Initializing with a list of random numbers using SortedList.__init__().



Randomly adding values using SortedList.add().



Randomly testing membership using SortedList.__contains__().



Counting objects at random using SortedList.count().



Deleting objects at random using SortedList.__delitem__().



Retrieving objects by index using SortedList.__getitem__().



Finding the index of an object using SortedList.index().



Iterating a SortedList using SortedList.__iter__().



Removing the last object using SortedList.pop().



Remove an object at random using SortedList.remove().



Updating a SortedList with a large iterable using SortedList.update().



Updating a SortedList with a small iterable using SortedList.update().


Sorted Dict

Graphs comparing Sorted Dict performance.


Initializing with a list of pairs of random numbers using SortedDict.__init__().



Given a key at random, test whether the key is in the dictionary using SortedDict.__contains__().



Given a key at random, retrieve the value using SortedDict.__getitem__().



Given a key at random, set the value using SortedDict.__setitem__().



Given a key at random, delete the value using SortedDict.__delitem__().



Iterate the keys of a SortedDict using SortedDict.__iter__().



Given an existing key at random, set the value using SortedDict.__setitem__().


Sorted Set

Graphs comparing Sorted Set performance.


Initializing with a list of random numbers using SortedSet.__init__().



Randomly add values using SortedSet.add().



Randomly test membership using SortedSet.__contains__().



Set difference using SortedSet.difference().



Set difference using SortedSet.difference().



Set difference using SortedSet.difference().



Set difference using SortedSet.difference().



Set difference using SortedSet.difference_update().



Set difference using SortedSet.difference_update().



Set difference using SortedSet.difference_update().



Set difference using SortedSet.difference_update().



Set intersection using SortedSet.intersection().



Set intersection using SortedSet.intersection().



Set intersection using SortedSet.intersection().



Set intersection using SortedSet.intersection().



Set intersection using SortedSet.intersection_update().



Set intersection using SortedSet.intersection_update().

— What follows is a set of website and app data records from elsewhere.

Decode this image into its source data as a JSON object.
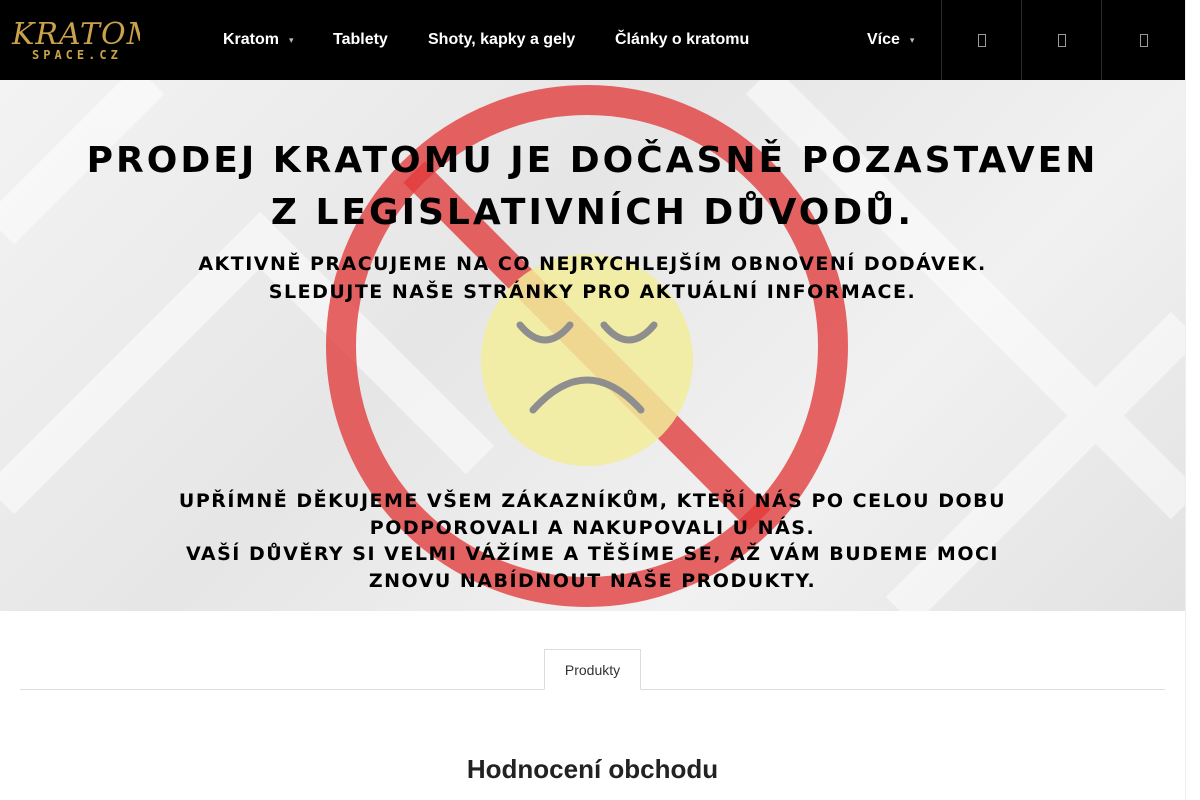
{
  "header": {
    "logo_text": "KRATOM",
    "logo_subtext": "SPACE.CZ",
    "nav": [
      {
        "label": "Kratom",
        "has_dropdown": true
      },
      {
        "label": "Tablety",
        "has_dropdown": false
      },
      {
        "label": "Shoty, kapky a gely",
        "has_dropdown": false
      },
      {
        "label": "Články o kratomu",
        "has_dropdown": false
      },
      {
        "label": "Více",
        "has_dropdown": true
      }
    ],
    "icons": [
      "search-icon",
      "user-icon",
      "cart-icon"
    ],
    "colors": {
      "background": "#000000",
      "text": "#ffffff",
      "logo_gold": "#c9a24a"
    }
  },
  "banner": {
    "title_lines": [
      "PRODEJ KRATOMU JE DOČASNĚ POZASTAVEN",
      "Z LEGISLATIVNÍCH DŮVODŮ."
    ],
    "subtitle_lines": [
      "AKTIVNĚ PRACUJEME NA CO NEJRYCHLEJŠÍM OBNOVENÍ DODÁVEK.",
      "SLEDUJTE NAŠE STRÁNKY PRO AKTUÁLNÍ INFORMACE."
    ],
    "thanks_lines": [
      "UPŘÍMNĚ DĚKUJEME VŠEM ZÁKAZNÍKŮM, KTEŘÍ NÁS PO CELOU DOBU",
      "PODPOROVALI A NAKUPOVALI U NÁS.",
      "VAŠÍ DŮVĚRY SI VELMI VÁŽÍME A TĚŠÍME SE, AŽ VÁM BUDEME MOCI",
      "ZNOVU NABÍDNOUT NAŠE PRODUKTY."
    ],
    "icons": [
      "prohibited-icon",
      "sad-face-icon"
    ],
    "colors": {
      "prohibited": "#e23a3a",
      "face": "#f2ec9a"
    }
  },
  "tabs": [
    {
      "label": "Produkty",
      "active": true
    }
  ],
  "section": {
    "title": "Hodnocení obchodu"
  }
}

Set intersection using SortedSet.intersection_update().



Set intersection using SortedSet.intersection_update().



Iterating a set using SortedSet.__iter__().



Remove the last item in a set using SortedSet.pop().



Remove an item at random using SortedSet.remove().



Set union using SortedSet.union().



Set union using SortedSet.union().



Set union using SortedSet.union().



Set union using SortedSet.union().



Set update using SortedSet.update().



Set update using SortedSet.update().



Set update using SortedSet.update().



Set update using SortedSet.update().



Set symmetric-difference using SortedSet.symmetric_difference().



Set symmetric-difference using SortedSet.symmetric_difference().



Set symmetric-difference using SortedSet.symmetric_difference().



Set symmetric-difference using SortedSet.symmetric_difference().



Set symmetric-difference using SortedSet.symmetric_difference_update().



Set symmetric-difference using SortedSet.symmetric_difference_update().



Set symmetric-difference using SortedSet.symmetric_difference_update().



Set symmetric-difference using SortedSet.symmetric_difference_update().